• Supplied data:
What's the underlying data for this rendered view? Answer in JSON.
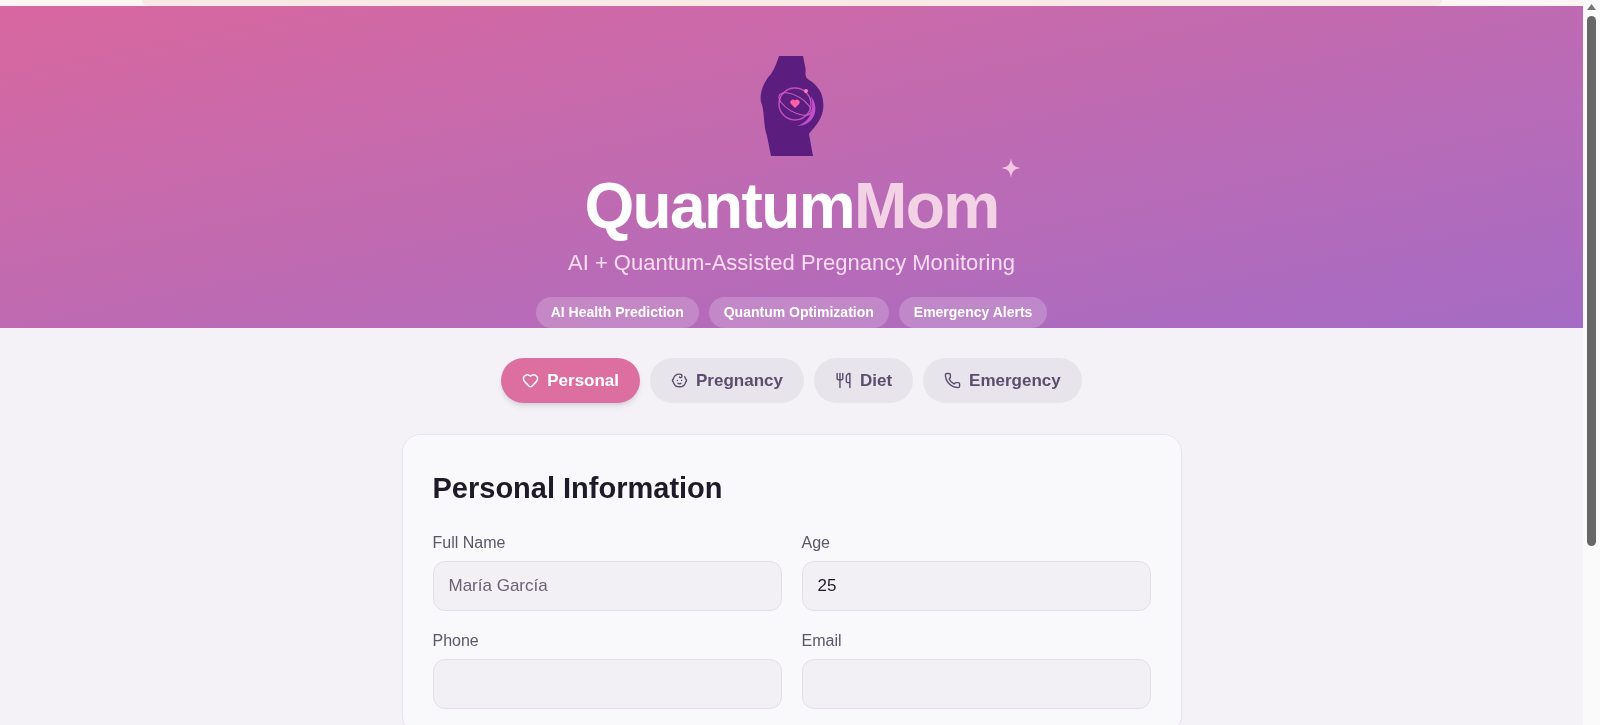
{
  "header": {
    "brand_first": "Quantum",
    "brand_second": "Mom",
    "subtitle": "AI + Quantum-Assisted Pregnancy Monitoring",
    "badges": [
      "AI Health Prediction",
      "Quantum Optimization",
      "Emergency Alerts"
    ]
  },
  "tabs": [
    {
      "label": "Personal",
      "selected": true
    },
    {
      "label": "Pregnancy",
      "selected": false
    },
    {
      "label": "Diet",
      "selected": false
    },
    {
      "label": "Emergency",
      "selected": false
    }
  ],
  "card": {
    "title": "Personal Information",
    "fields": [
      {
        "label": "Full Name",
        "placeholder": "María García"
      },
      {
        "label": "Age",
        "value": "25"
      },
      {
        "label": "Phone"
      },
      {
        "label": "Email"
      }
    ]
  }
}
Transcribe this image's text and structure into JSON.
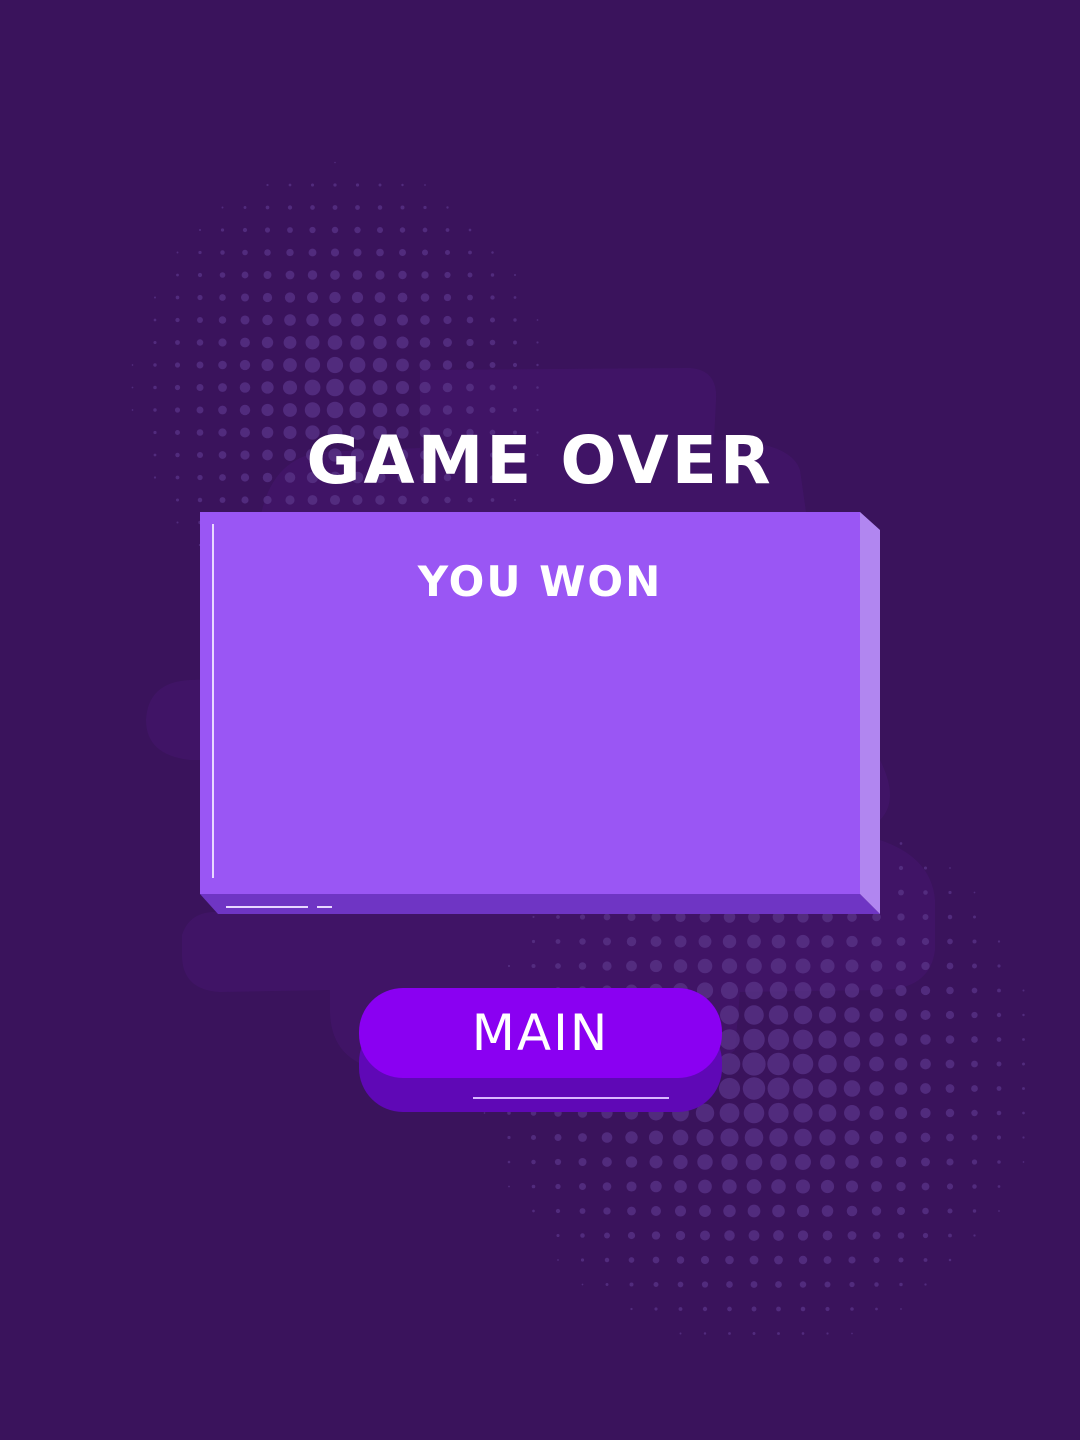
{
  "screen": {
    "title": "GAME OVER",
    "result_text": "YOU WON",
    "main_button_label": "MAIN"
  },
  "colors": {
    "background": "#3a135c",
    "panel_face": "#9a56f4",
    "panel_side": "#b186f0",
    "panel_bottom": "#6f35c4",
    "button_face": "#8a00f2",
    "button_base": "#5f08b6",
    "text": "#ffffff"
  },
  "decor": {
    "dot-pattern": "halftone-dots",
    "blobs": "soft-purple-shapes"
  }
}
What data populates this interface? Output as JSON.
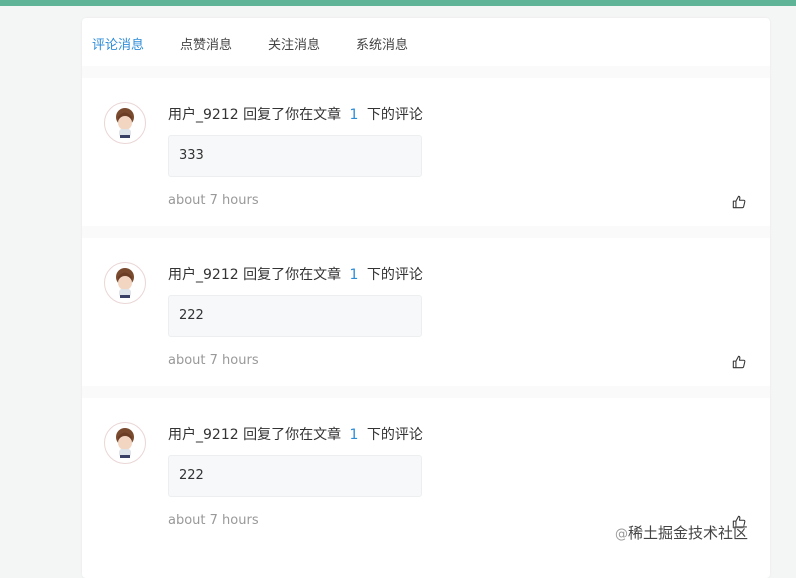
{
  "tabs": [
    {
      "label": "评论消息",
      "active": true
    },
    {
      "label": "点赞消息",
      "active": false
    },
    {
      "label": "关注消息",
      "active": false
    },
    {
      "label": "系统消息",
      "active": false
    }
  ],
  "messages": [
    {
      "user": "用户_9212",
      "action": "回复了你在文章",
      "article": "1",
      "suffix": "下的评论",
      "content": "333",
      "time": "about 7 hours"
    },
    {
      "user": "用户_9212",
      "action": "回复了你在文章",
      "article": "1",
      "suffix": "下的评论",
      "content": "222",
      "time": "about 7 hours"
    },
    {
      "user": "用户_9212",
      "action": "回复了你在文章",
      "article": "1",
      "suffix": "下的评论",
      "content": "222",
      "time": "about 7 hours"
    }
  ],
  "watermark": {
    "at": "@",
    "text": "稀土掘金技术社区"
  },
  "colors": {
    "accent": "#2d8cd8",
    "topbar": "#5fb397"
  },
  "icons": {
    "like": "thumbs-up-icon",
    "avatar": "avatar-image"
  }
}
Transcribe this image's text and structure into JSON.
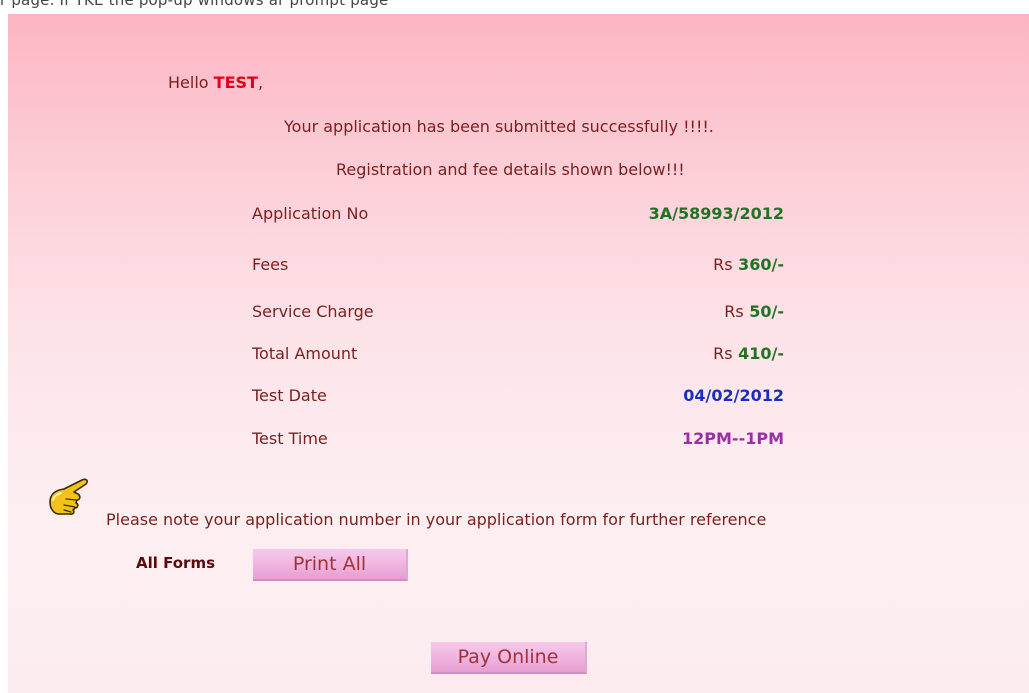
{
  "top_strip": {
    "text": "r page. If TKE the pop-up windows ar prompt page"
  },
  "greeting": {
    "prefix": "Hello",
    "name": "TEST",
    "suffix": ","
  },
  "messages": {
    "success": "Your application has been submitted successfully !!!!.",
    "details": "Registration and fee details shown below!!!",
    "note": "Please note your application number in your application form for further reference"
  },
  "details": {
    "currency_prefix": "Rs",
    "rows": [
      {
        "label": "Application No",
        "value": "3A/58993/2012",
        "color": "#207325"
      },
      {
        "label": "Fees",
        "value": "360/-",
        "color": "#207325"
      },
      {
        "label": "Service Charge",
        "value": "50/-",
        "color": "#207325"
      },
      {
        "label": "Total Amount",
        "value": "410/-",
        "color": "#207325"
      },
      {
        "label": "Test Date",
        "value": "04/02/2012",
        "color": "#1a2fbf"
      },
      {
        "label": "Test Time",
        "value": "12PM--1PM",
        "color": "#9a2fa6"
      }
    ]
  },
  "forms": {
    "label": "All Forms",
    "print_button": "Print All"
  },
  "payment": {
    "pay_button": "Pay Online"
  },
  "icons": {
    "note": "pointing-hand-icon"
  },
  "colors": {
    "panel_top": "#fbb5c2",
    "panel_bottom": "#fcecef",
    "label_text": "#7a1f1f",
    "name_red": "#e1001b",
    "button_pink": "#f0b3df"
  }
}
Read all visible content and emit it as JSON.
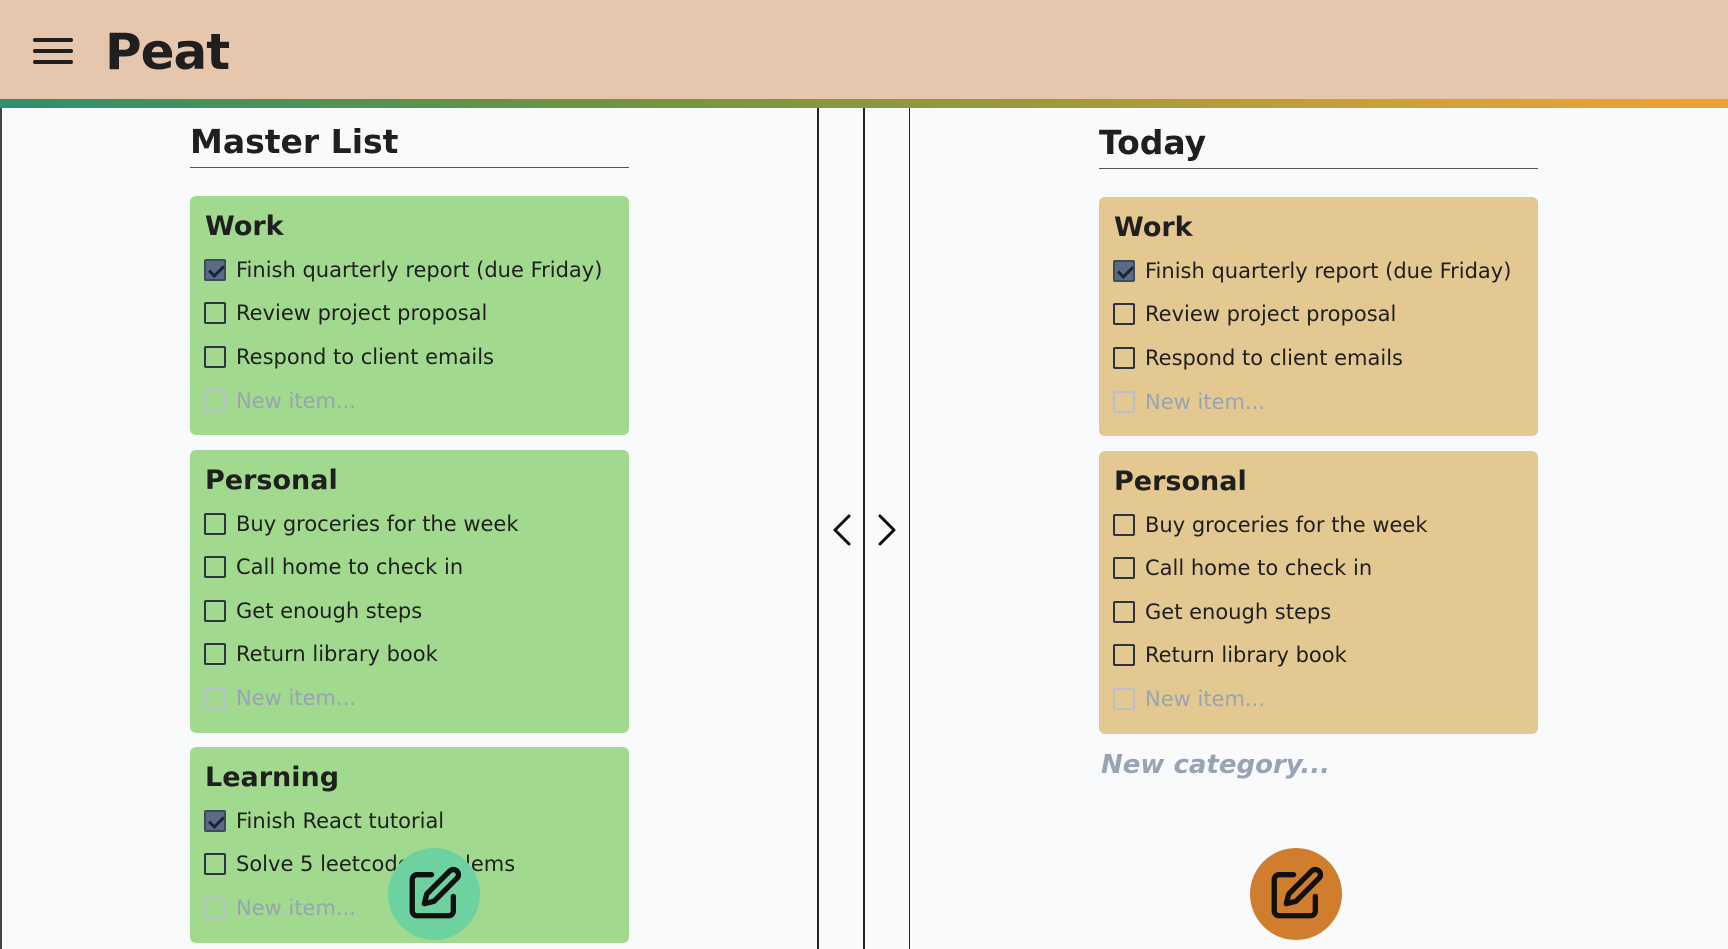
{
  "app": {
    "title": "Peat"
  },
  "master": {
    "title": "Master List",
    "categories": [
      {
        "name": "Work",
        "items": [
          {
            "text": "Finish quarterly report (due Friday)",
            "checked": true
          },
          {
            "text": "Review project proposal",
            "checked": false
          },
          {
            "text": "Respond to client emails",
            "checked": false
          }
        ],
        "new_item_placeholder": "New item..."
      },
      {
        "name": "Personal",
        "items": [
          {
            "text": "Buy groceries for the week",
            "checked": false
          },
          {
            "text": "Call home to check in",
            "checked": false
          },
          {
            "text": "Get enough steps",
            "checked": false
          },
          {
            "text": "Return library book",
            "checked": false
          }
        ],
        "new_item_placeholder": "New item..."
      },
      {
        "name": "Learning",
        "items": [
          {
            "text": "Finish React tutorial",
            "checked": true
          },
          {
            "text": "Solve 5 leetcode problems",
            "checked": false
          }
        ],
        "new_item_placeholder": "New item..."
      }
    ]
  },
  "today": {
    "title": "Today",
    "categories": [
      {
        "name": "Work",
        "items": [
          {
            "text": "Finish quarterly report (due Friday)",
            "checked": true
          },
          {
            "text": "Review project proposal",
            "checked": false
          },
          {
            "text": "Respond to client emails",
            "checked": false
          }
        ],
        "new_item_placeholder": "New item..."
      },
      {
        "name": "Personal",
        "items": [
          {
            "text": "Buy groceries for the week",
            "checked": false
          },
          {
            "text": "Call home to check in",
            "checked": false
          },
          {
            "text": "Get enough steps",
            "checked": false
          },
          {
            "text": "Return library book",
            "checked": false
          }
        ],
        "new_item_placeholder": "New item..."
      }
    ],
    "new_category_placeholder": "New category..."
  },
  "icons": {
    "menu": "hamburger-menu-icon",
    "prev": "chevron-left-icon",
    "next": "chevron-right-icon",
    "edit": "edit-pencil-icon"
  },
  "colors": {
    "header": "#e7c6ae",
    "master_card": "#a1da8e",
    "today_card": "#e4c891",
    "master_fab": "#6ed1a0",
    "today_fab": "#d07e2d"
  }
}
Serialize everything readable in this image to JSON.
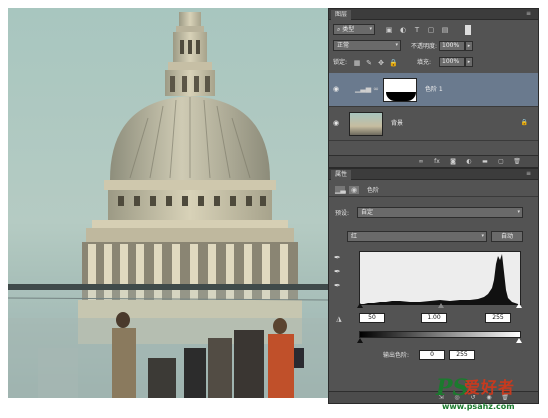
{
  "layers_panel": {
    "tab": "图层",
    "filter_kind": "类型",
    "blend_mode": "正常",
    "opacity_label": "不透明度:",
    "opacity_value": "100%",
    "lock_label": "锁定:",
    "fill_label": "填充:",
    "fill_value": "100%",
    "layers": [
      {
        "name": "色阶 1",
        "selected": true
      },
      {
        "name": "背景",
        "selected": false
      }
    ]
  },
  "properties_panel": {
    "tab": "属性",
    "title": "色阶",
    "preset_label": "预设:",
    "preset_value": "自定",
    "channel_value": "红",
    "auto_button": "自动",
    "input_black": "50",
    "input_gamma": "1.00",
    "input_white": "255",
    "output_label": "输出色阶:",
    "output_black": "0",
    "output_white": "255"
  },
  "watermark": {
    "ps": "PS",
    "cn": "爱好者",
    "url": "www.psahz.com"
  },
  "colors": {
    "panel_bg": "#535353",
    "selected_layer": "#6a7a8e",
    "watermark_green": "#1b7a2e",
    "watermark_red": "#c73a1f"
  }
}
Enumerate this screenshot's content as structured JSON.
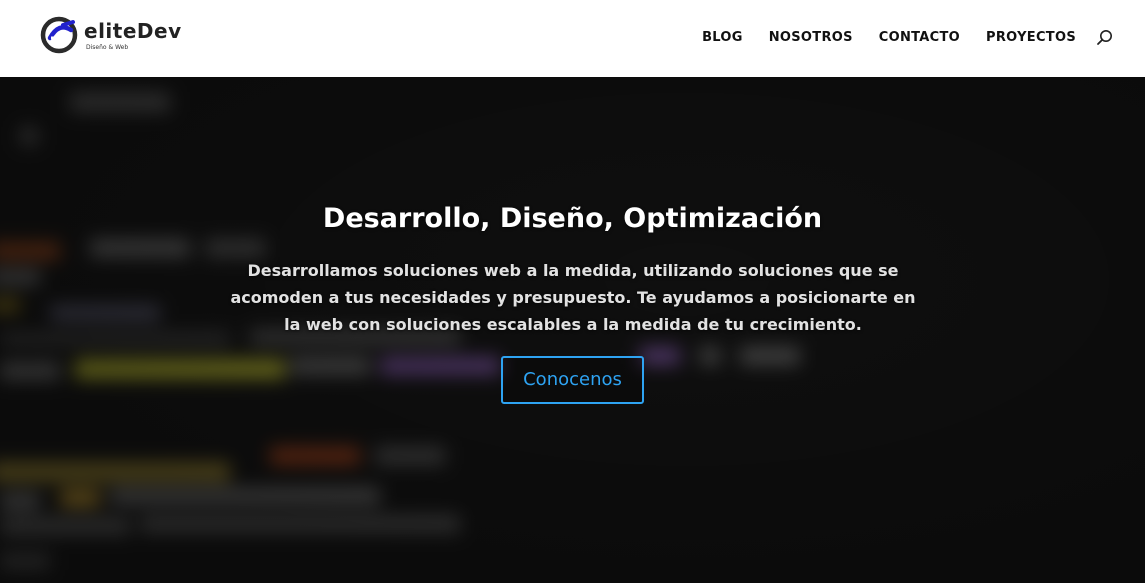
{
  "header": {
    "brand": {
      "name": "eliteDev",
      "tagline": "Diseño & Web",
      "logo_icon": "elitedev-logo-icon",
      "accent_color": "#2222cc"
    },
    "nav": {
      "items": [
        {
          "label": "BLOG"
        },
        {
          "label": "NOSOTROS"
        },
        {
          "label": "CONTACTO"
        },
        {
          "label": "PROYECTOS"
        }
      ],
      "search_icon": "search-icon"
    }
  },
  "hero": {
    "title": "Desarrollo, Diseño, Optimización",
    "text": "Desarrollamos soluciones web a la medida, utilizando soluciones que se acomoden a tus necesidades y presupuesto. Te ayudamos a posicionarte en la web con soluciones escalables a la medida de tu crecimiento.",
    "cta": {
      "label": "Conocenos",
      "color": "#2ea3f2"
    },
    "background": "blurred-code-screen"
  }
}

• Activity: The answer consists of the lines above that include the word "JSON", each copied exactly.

• Reply to the exercise:
What's the underlying data for this rendered view? Answer in JSON.
Transcribe this image's text and structure into JSON.
What data populates this interface? Output as JSON.
Transcribe this image's text and structure into JSON.
Read all visible content and emit it as JSON.
Serialize everything readable in this image to JSON.
Enumerate this screenshot's content as structured JSON.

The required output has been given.